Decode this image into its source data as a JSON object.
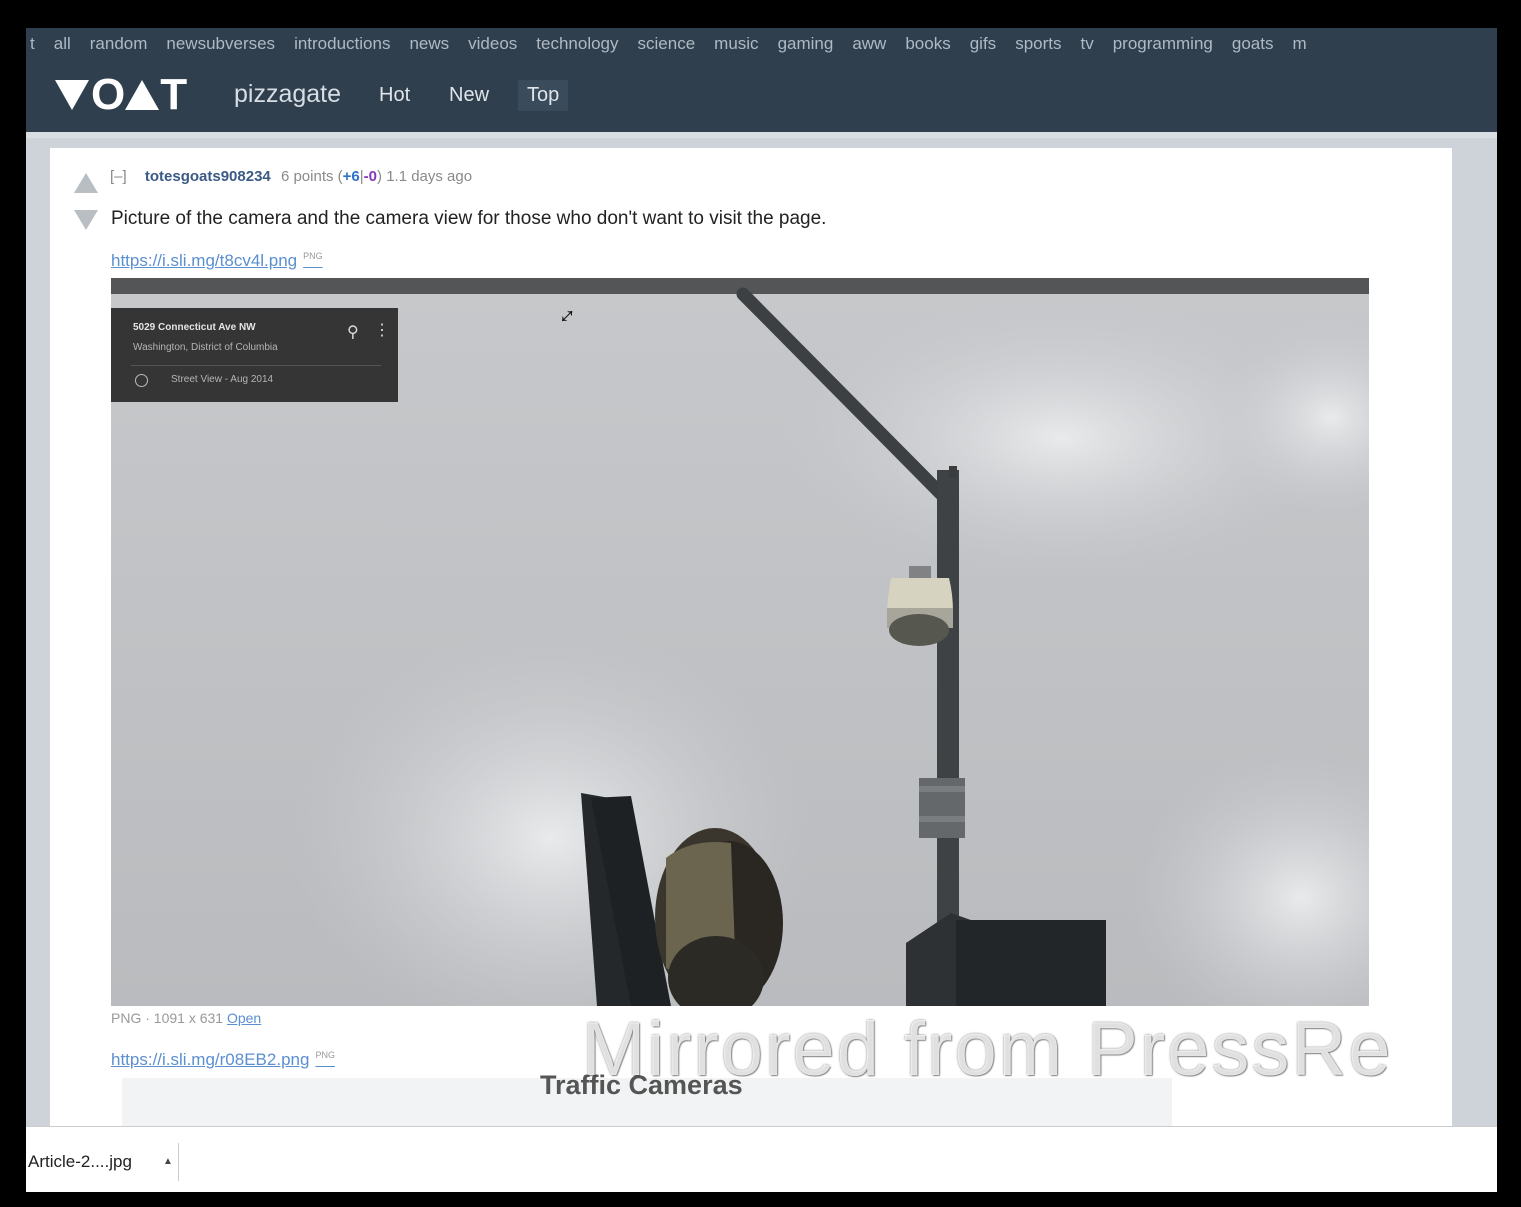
{
  "subnav": [
    "t",
    "all",
    "random",
    "newsubverses",
    "introductions",
    "news",
    "videos",
    "technology",
    "science",
    "music",
    "gaming",
    "aww",
    "books",
    "gifs",
    "sports",
    "tv",
    "programming",
    "goats",
    "m"
  ],
  "header": {
    "logo_text": "VOAT",
    "subverse": "pizzagate",
    "tabs": [
      {
        "label": "Hot",
        "active": false
      },
      {
        "label": "New",
        "active": false
      },
      {
        "label": "Top",
        "active": true
      }
    ]
  },
  "post": {
    "collapse": "[–]",
    "username": "totesgoats908234",
    "points": "6",
    "points_label": "points",
    "upvotes": "+6",
    "downvotes": "-0",
    "age": "1.1 days ago",
    "text": "Picture of the camera and the camera view for those who don't want to visit the page.",
    "link1": "https://i.sli.mg/t8cv4l.png",
    "link1_badge": "PNG",
    "link2": "https://i.sli.mg/r08EB2.png",
    "link2_badge": "PNG",
    "image_info": "PNG · 1091 x 631",
    "image_open": "Open"
  },
  "street_view": {
    "address": "5029 Connecticut Ave NW",
    "city": "Washington, District of Columbia",
    "date": "Street View - Aug 2014"
  },
  "embed_next_title": "Traffic Cameras",
  "watermark": "Mirrored from PressRe",
  "download": {
    "filename": "Article-2....jpg",
    "caret": "▲"
  }
}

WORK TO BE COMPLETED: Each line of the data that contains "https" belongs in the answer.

PROBLEM SOLUTION:
    "link1": "https://i.sli.mg/t8cv4l.png",
    "link2": "https://i.sli.mg/r08EB2.png",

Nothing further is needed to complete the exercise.